• Plant in clusters or blocks. Bees are likelier to visit plants grouped rather than scattered throughout the landscape. This will also make it easier for you to care for your garden.
• Provide a source of water. Bees need water to survive, so make sure there is a shallow dish or birdbath with stones in it near your bee-friendly plants.
Other Ways to Help Support Bees and Their Populations
In addition to planting bee-friendly gardens, other ways exist to help support bees and their populations. One way is to purchase locally produced honey from local beekeepers. This supports the local economy and helps ensure that bees have a safe environment to forage and thrive.
Planting wildflowers is also a great way to support pollinators. Wildflowers provide various nectar and pollen sources for bees and other pollinators.
Finally, avoiding the use of pesticides in your yard is essential for protecting bee populations. Pesticides can be toxic to bees and other beneficial insects, so finding natural alternatives is key.
Frequently Asked Questions [FAQs]
Here are some FAQs that may help clear up your understanding.
1. What Smells Do Bees Love?

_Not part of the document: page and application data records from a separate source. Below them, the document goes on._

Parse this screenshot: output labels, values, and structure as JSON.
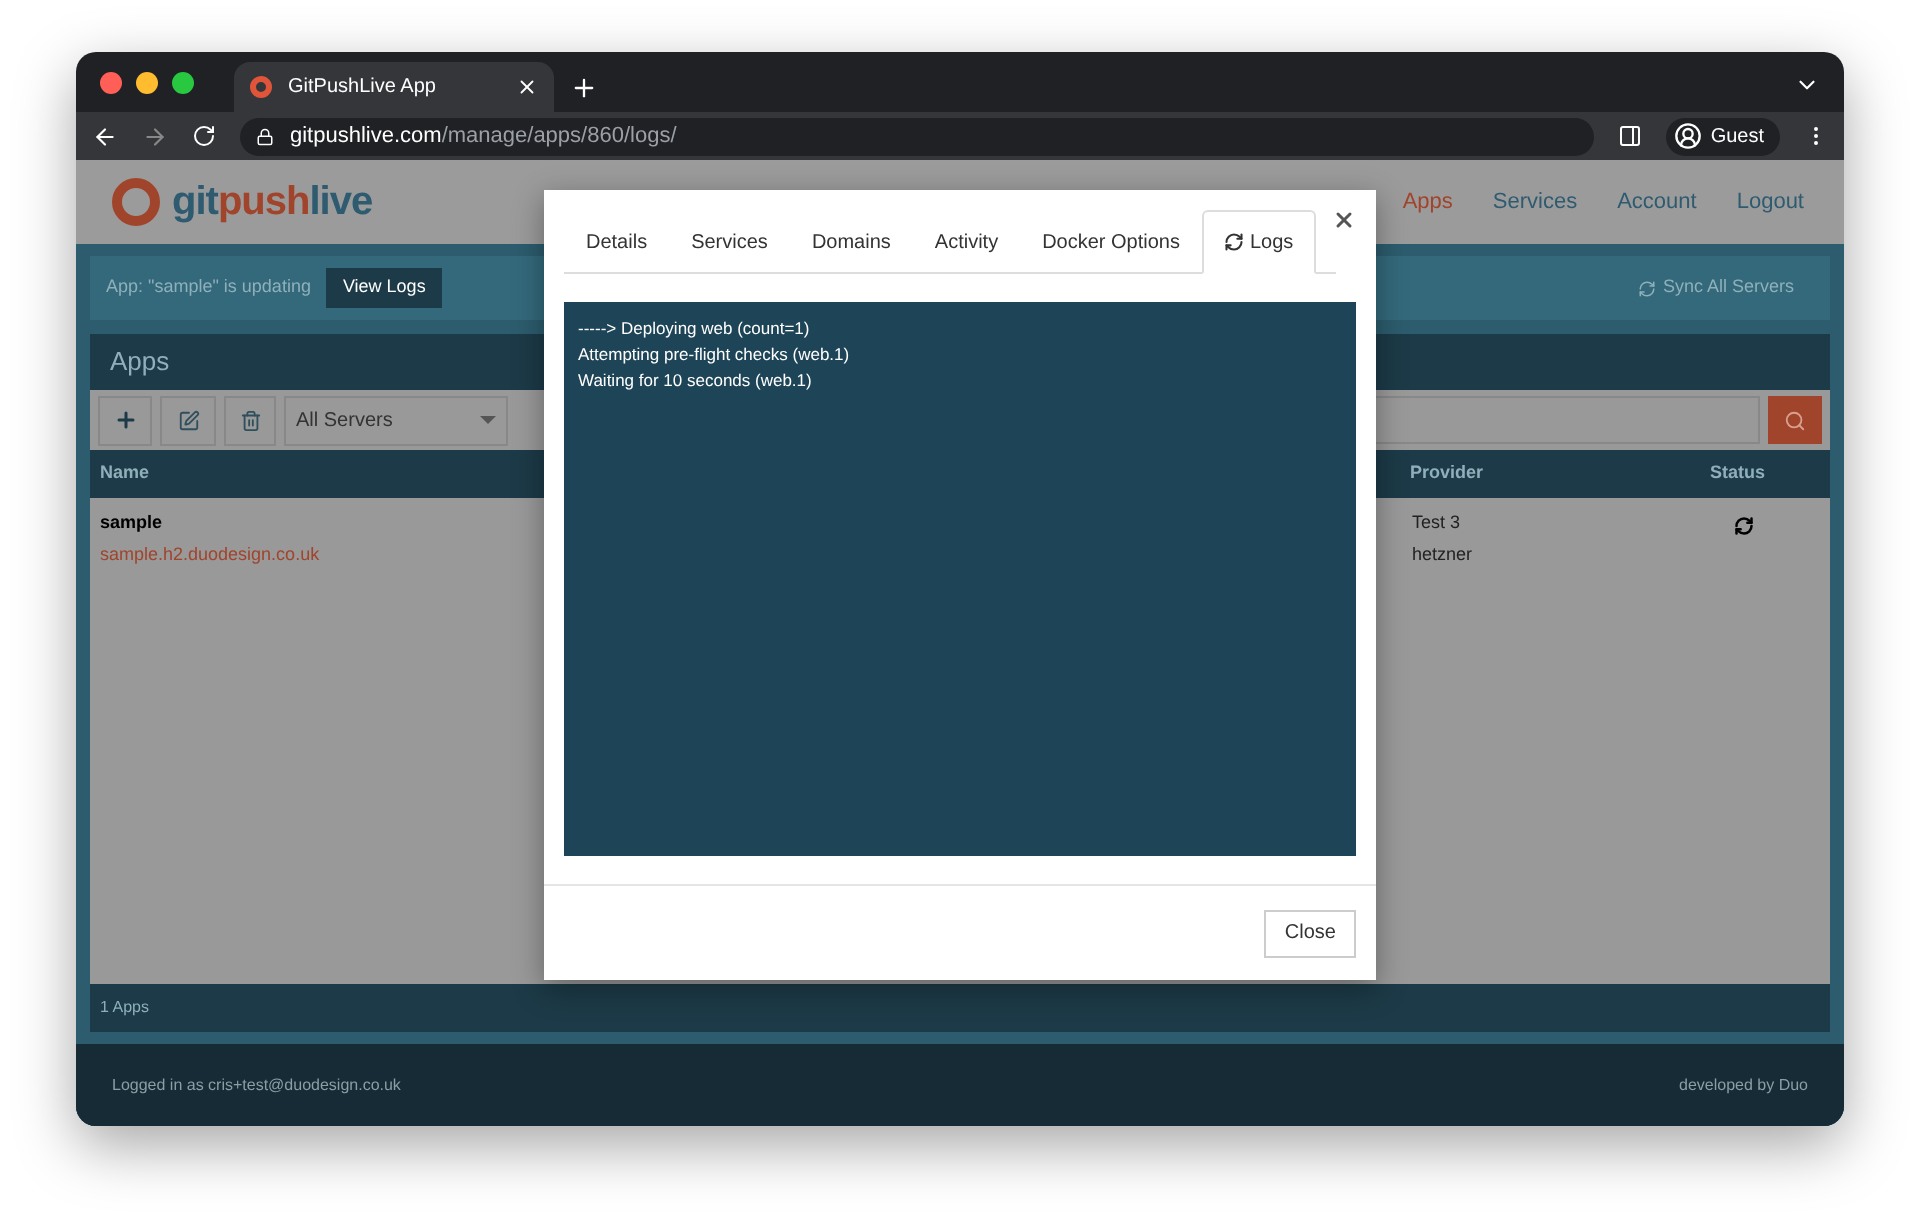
{
  "browser": {
    "tab_title": "GitPushLive App",
    "url_host": "gitpushlive.com",
    "url_path": "/manage/apps/860/logs/",
    "profile": "Guest"
  },
  "header": {
    "logo_parts": [
      {
        "text": "git",
        "accent": false
      },
      {
        "text": "push",
        "accent": true
      },
      {
        "text": "live",
        "accent": false
      }
    ],
    "nav": [
      {
        "label": "Apps",
        "selected": true
      },
      {
        "label": "Services",
        "selected": false
      },
      {
        "label": "Account",
        "selected": false
      },
      {
        "label": "Logout",
        "selected": false
      }
    ]
  },
  "banner": {
    "message": "App: \"sample\" is updating",
    "button": "View Logs",
    "sync_label": "Sync All Servers"
  },
  "panel": {
    "title": "Apps",
    "filter": "All Servers",
    "columns": [
      "Name",
      "Provider",
      "Status"
    ],
    "rows": [
      {
        "name": "sample",
        "domain": "sample.h2.duodesign.co.uk",
        "provider_name": "Test 3",
        "provider_type": "hetzner",
        "kind": "syncing"
      }
    ],
    "footer": "1 Apps"
  },
  "footer": {
    "left": "Logged in as cris+test@duodesign.co.uk",
    "right": "developed by Duo"
  },
  "modal": {
    "tabs": [
      {
        "label": "Details",
        "selected": false
      },
      {
        "label": "Services",
        "selected": false
      },
      {
        "label": "Domains",
        "selected": false
      },
      {
        "label": "Activity",
        "selected": false
      },
      {
        "label": "Docker Options",
        "selected": false
      },
      {
        "label": "Logs",
        "selected": true
      }
    ],
    "log_lines": [
      "-----> Deploying web (count=1)",
      "Attempting pre-flight checks (web.1)",
      "Waiting for 10 seconds (web.1)"
    ],
    "close_button": "Close"
  }
}
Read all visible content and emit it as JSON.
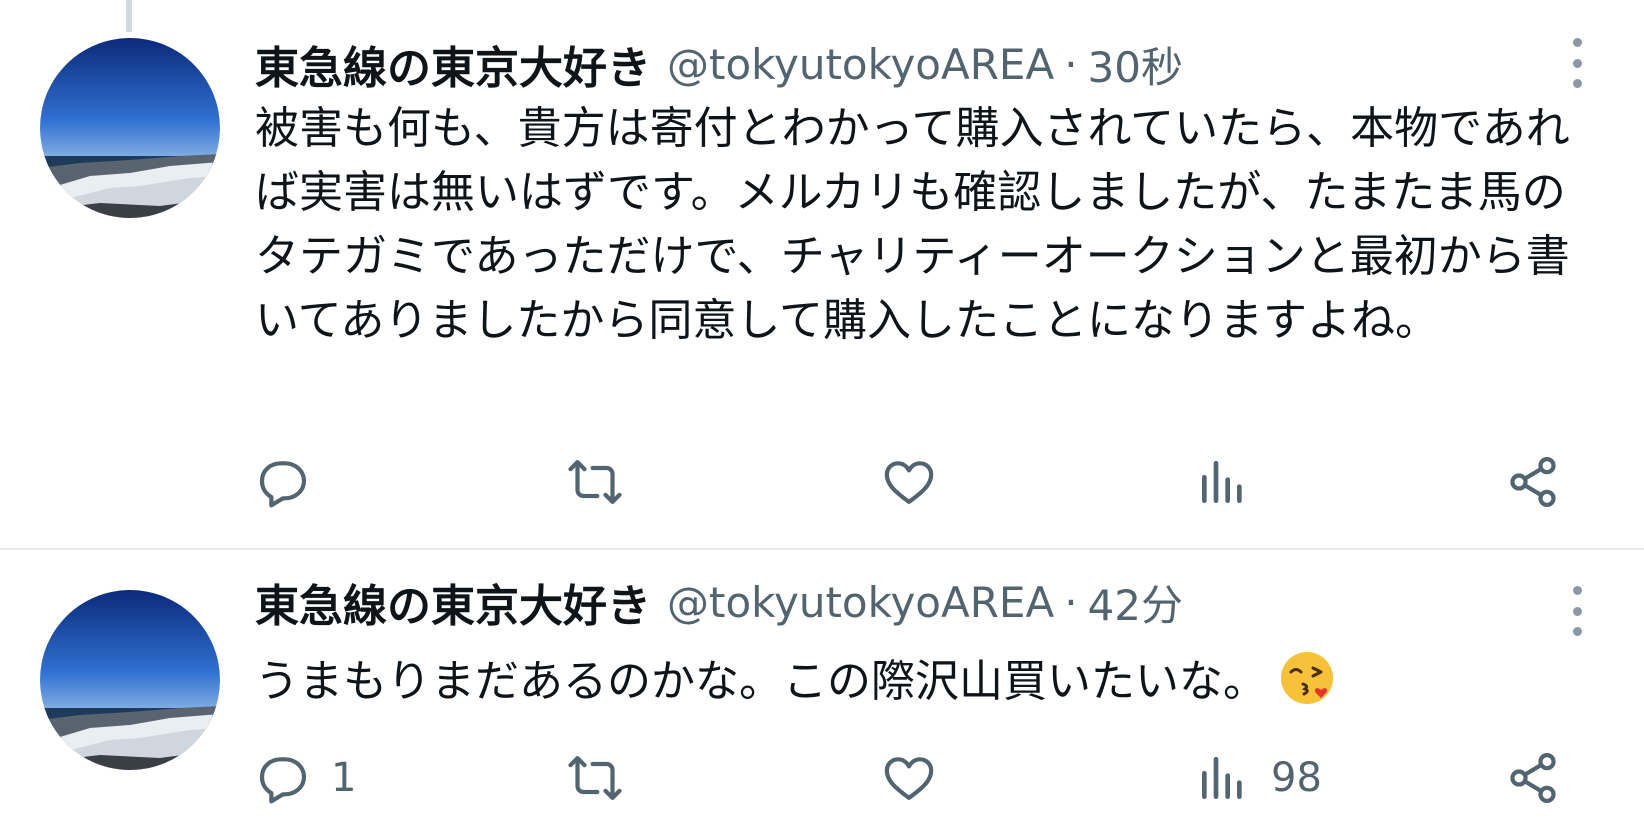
{
  "tweets": [
    {
      "author_name": "東急線の東京大好き",
      "handle": "@tokyutokyoAREA",
      "separator": "·",
      "time": "30秒",
      "text": "被害も何も、貴方は寄付とわかって購入されていたら、本物であれば実害は無いはずです。メルカリも確認しましたが、たまたま馬のタテガミであっただけで、チャリティーオークションと最初から書いてありましたから同意して購入したことになりますよね。",
      "replies": "",
      "reposts": "",
      "likes": "",
      "views": ""
    },
    {
      "author_name": "東急線の東京大好き",
      "handle": "@tokyutokyoAREA",
      "separator": "·",
      "time": "42分",
      "text": "うまもりまだあるのかな。この際沢山買いたいな。",
      "emoji": "face-blowing-a-kiss",
      "replies": "1",
      "reposts": "",
      "likes": "",
      "views": "98"
    }
  ],
  "icons": {
    "reply": "reply-icon",
    "repost": "repost-icon",
    "like": "like-icon",
    "views": "views-icon",
    "share": "share-icon",
    "more": "more-icon"
  },
  "colors": {
    "text": "#0f1419",
    "secondary": "#536471",
    "divider": "#e7eaee",
    "thread_line": "#cfd9de"
  }
}
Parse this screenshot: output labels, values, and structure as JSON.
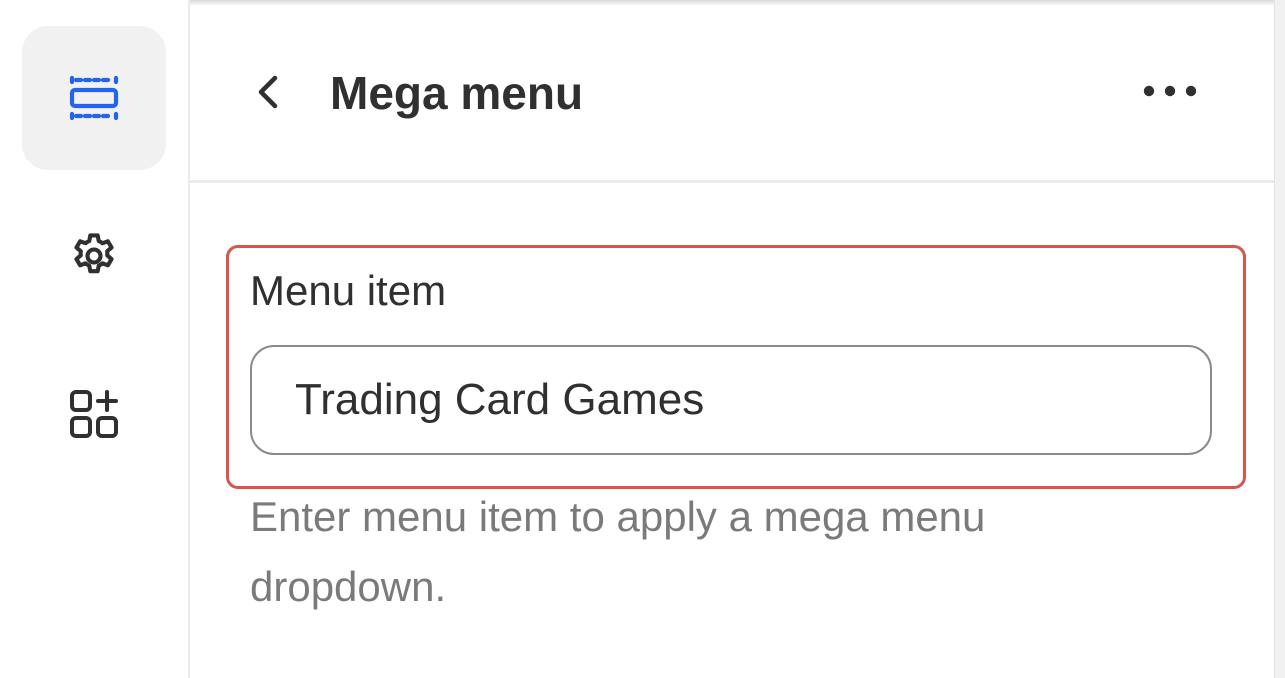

Bees are drawn to fragrant flowers and plants. Herbs like oregano, mint, thyme, and basil all have strong scents that attract bees. Citrus fruits such as oranges, lemons, and limes can also help draw in bees due to their sweet aromas.
2. What Attracts A Bee?
Bees are attracted to a variety of sources of food and shelter. Flowers provide nectar and pollen, while herbs and edible plants offer fragrant flowers and leaves that attract them.
3. What Plants Make Dark Honey?
Dark honey is typically made from the nectar of dark-colored flowers. Common plants that are known to produce dark honey include buckwheat, sumac, white clover, and aster. Lavender and sunflowers are also known to yield dark honey.
4. What Colors Do Bees Love?
Bees are attracted to bright, colorful flowers. Yellow is particularly popular for bees because it stands out against the green foliage. Other colors that attract bees include pink, purple, and blue.
5. Do Carnivorous Plants Eat Bees?
No, carnivorous plants do not eat bees. Carnivorous plants are generally insectivorous and trap their prey with specialized leaves.
Planting bee-friendly plants benefits our fuzzy friends and sustains our ecosystem. By incorporating these top 10 plants into your garden, you can help support the bee population and ensure they continue pollinating the fruits and vegetables we rely on for nourishment. Don’t underestimate the power of these small creatures – with your help; we can make a big impact! So let’s get out there and start planting some bee-friendly flowers today. Together, we can create a world where bees thrive and flourish.